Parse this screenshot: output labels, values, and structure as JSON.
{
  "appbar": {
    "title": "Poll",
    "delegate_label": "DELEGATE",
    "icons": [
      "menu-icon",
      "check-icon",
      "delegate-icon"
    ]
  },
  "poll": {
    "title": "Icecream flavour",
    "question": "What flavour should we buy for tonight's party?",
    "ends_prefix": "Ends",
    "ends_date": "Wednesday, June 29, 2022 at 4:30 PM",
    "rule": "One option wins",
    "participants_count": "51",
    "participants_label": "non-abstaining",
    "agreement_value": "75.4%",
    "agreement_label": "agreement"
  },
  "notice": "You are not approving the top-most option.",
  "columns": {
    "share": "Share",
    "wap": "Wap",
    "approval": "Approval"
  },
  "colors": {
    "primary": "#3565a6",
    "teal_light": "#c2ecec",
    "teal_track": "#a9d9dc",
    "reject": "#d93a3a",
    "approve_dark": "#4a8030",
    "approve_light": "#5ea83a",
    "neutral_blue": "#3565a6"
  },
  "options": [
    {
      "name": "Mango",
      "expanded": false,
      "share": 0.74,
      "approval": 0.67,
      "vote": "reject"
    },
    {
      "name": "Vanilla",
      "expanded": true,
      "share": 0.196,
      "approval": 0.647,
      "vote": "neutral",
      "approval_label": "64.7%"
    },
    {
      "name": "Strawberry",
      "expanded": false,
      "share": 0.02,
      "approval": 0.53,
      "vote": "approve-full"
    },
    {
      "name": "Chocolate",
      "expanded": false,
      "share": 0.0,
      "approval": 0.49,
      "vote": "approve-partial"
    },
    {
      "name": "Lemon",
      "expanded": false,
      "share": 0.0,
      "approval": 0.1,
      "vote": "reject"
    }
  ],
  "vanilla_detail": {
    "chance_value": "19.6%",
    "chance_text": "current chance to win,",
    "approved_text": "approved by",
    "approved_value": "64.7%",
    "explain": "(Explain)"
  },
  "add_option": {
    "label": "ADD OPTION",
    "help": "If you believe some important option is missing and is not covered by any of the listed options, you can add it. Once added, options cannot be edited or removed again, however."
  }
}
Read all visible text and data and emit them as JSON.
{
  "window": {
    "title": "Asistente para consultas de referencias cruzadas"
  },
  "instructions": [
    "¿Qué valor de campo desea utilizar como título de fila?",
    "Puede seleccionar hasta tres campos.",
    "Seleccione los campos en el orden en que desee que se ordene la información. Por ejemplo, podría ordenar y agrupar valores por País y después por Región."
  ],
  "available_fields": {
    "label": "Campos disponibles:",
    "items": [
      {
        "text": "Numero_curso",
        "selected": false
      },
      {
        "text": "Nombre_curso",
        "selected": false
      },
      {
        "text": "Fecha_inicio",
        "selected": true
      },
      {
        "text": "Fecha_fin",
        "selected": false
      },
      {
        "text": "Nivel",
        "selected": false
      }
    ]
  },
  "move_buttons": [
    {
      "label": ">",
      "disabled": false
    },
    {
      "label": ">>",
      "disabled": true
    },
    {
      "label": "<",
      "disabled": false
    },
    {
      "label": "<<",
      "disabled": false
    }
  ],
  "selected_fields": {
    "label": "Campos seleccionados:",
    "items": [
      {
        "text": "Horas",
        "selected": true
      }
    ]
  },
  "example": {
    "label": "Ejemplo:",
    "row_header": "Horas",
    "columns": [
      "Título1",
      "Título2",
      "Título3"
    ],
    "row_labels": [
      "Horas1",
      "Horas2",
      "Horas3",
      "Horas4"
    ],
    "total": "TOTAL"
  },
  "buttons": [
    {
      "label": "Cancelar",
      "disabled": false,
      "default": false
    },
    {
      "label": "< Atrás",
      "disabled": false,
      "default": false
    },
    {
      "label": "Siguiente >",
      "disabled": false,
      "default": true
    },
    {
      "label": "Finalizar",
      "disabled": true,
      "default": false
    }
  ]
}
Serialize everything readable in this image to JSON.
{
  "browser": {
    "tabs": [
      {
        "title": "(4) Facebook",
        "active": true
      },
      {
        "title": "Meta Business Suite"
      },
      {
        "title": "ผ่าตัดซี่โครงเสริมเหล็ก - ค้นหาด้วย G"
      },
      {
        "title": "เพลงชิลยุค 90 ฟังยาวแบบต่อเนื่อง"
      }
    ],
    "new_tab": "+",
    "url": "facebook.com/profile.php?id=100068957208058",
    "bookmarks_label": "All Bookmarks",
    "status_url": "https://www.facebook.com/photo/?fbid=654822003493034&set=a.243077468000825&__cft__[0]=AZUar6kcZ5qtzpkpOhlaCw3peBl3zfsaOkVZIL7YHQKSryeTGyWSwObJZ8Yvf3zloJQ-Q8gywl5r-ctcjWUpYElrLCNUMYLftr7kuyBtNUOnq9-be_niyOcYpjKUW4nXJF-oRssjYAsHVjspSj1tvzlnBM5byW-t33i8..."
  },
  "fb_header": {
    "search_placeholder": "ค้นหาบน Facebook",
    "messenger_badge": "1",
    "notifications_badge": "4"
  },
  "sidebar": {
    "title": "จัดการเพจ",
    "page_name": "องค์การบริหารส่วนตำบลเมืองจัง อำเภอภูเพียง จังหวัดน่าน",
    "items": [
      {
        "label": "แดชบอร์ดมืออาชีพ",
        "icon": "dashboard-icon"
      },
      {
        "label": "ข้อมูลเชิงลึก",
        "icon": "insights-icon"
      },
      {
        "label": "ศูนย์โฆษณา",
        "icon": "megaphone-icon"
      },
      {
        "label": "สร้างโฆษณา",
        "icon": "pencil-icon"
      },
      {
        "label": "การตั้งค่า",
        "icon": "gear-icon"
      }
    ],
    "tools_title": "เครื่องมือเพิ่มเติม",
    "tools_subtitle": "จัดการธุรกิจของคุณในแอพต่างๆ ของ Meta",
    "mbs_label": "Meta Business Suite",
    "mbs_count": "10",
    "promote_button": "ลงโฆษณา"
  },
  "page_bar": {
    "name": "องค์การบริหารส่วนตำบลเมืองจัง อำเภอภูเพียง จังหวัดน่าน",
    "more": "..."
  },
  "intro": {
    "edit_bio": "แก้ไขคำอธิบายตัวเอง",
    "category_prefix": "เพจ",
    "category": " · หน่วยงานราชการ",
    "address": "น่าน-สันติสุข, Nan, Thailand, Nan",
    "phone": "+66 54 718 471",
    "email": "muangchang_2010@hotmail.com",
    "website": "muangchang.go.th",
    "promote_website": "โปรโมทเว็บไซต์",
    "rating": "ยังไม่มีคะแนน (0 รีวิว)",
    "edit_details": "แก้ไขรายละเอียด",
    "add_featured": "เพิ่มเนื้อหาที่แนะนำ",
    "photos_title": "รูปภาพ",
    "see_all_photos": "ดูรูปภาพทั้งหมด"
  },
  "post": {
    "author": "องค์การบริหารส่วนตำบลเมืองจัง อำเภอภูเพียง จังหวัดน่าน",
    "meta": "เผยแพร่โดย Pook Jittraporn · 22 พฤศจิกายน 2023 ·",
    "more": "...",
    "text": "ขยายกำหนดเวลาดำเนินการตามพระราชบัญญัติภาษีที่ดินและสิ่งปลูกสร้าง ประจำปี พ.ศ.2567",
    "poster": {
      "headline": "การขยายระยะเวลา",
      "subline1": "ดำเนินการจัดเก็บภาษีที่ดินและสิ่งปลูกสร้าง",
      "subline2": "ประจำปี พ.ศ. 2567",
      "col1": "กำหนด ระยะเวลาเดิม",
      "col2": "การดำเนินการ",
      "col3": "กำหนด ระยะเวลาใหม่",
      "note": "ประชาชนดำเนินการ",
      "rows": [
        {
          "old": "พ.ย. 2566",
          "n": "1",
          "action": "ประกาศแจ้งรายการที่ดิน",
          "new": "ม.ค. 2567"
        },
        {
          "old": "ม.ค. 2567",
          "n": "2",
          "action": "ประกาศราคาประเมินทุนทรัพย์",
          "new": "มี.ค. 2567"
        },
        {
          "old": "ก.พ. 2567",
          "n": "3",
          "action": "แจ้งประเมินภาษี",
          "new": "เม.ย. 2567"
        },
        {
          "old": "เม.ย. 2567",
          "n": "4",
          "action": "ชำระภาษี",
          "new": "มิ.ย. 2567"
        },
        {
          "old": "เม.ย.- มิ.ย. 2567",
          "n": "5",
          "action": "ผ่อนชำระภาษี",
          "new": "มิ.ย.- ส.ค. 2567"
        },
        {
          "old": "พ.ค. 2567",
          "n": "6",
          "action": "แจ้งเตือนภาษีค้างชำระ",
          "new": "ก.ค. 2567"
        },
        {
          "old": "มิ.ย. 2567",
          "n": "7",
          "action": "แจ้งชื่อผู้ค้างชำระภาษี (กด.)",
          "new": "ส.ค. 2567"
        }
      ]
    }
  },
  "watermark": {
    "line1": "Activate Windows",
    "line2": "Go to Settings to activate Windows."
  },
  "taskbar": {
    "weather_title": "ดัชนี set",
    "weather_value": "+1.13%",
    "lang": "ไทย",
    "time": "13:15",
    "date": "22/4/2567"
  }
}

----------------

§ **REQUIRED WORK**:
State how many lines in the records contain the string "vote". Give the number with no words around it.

§ **ANSWER TO THIS TASK**:
5